**INPUT RECORDS:**
┄┄┄┄┄┄┄┄┄┄┄┄┄┄┄┄┄┄┄┄

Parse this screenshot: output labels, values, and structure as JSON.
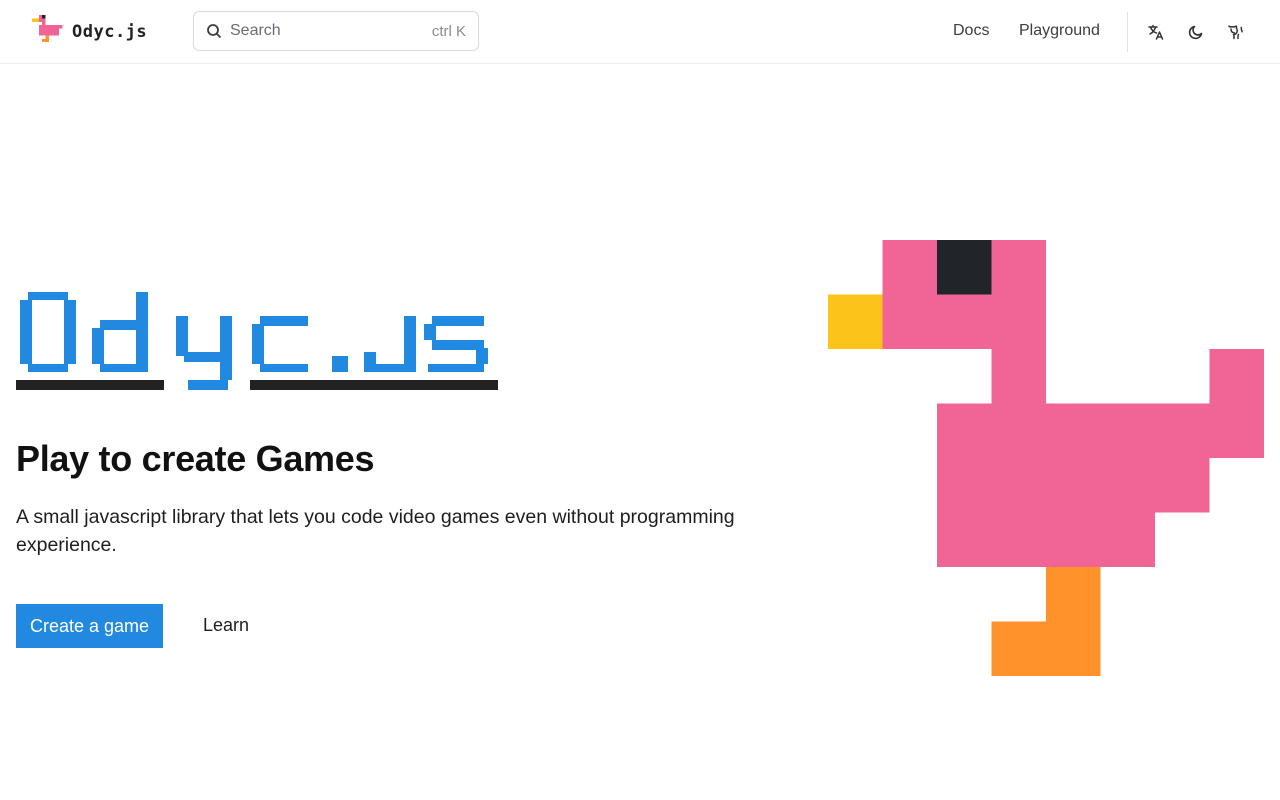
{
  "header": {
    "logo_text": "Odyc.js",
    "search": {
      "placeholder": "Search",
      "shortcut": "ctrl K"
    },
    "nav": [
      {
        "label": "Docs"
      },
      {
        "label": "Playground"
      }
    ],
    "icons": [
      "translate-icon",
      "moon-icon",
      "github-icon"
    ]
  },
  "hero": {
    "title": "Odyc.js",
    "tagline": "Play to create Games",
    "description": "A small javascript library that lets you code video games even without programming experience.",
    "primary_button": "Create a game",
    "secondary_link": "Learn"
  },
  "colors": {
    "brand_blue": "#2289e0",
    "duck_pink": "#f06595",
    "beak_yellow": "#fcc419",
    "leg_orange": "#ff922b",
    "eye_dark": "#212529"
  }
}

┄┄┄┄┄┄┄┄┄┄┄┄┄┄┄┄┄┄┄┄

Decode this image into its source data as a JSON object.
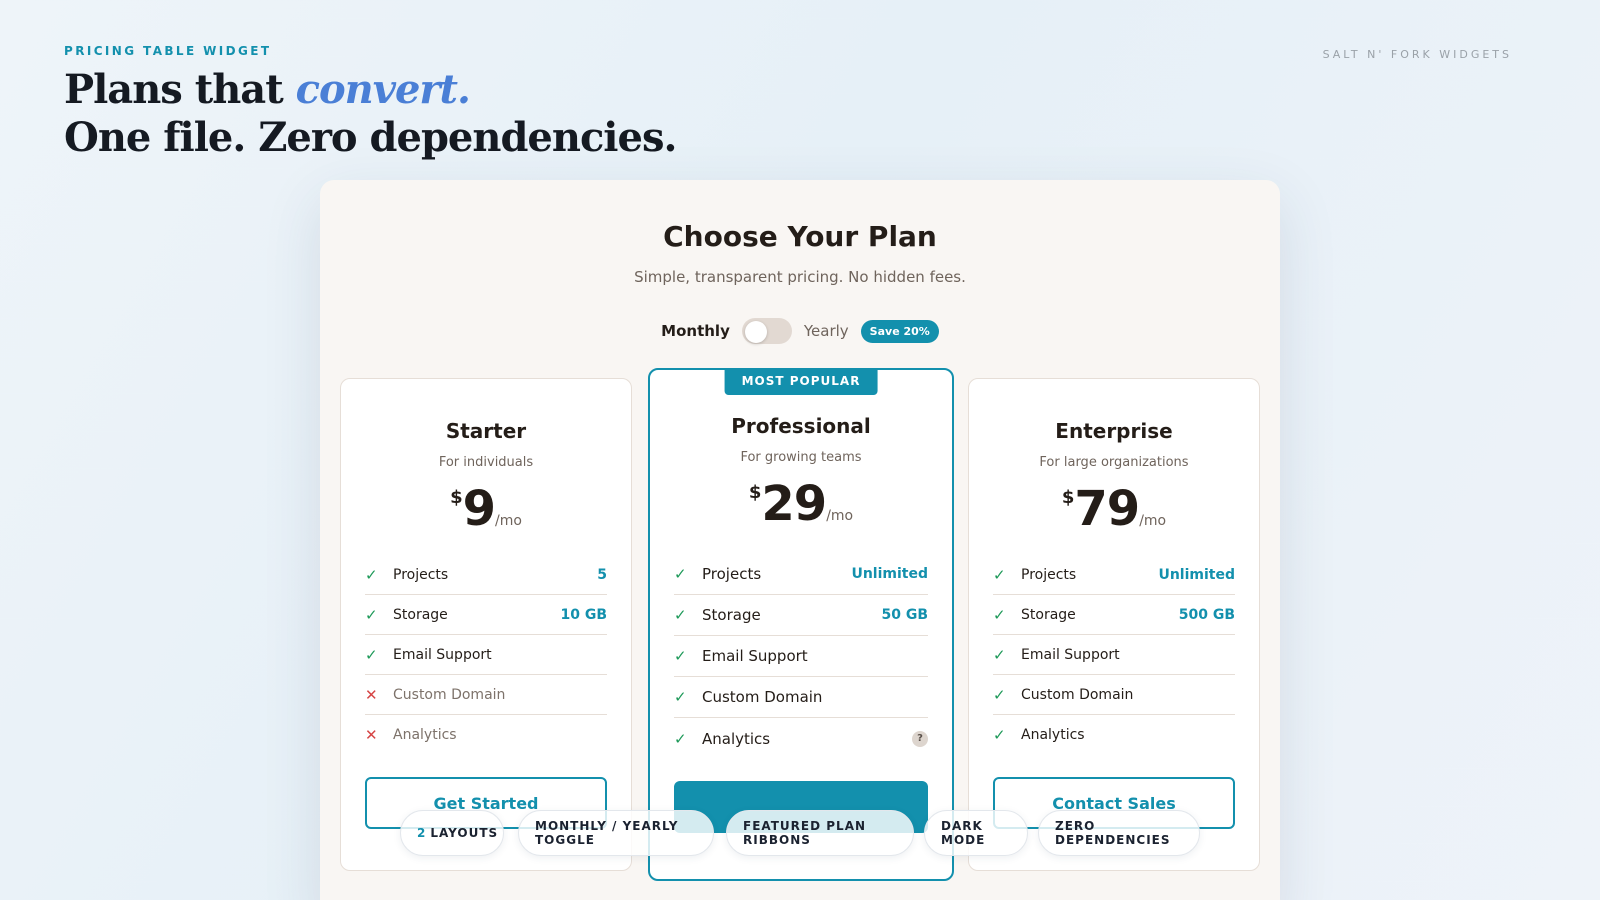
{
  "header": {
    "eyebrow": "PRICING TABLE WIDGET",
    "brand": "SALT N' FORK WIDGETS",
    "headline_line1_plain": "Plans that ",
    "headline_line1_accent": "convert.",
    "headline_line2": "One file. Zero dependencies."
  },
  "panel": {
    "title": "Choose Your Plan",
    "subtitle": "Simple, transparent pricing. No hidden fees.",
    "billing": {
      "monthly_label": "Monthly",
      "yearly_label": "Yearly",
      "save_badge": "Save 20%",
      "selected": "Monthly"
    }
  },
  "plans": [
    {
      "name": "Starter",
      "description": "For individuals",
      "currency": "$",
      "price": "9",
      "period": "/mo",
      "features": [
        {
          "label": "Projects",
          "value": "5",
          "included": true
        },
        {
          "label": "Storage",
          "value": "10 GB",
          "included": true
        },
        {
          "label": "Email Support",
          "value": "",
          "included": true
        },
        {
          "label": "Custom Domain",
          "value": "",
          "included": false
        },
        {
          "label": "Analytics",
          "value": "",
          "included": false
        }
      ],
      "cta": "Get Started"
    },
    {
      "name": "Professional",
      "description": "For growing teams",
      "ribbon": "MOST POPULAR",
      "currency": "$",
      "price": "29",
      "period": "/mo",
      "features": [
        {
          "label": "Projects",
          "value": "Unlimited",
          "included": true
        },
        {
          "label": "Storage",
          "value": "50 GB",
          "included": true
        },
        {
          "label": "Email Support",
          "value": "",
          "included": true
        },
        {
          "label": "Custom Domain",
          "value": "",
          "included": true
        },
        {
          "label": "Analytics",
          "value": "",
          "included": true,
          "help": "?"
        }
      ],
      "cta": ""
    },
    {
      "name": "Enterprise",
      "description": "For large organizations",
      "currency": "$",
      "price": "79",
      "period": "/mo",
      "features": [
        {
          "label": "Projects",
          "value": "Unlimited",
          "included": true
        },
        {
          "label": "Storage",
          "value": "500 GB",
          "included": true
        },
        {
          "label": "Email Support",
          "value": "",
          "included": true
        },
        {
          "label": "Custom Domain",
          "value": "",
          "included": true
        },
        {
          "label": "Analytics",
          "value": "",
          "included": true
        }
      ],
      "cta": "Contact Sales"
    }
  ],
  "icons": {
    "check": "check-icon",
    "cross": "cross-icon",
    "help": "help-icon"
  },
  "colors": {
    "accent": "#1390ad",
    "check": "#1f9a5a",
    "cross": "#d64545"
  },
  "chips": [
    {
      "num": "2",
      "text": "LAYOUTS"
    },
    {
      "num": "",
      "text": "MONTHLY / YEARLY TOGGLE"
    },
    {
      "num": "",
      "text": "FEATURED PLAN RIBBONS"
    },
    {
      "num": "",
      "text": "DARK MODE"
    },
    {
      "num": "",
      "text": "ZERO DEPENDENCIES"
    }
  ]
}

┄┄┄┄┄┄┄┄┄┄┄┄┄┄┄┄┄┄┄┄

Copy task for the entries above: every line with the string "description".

**ANSWER TO THIS TASK:**
    "description": "A small javascript library that lets you code video games even without programming experience.",
      "description": "For individuals",
      "description": "For growing teams",
      "description": "For large organizations",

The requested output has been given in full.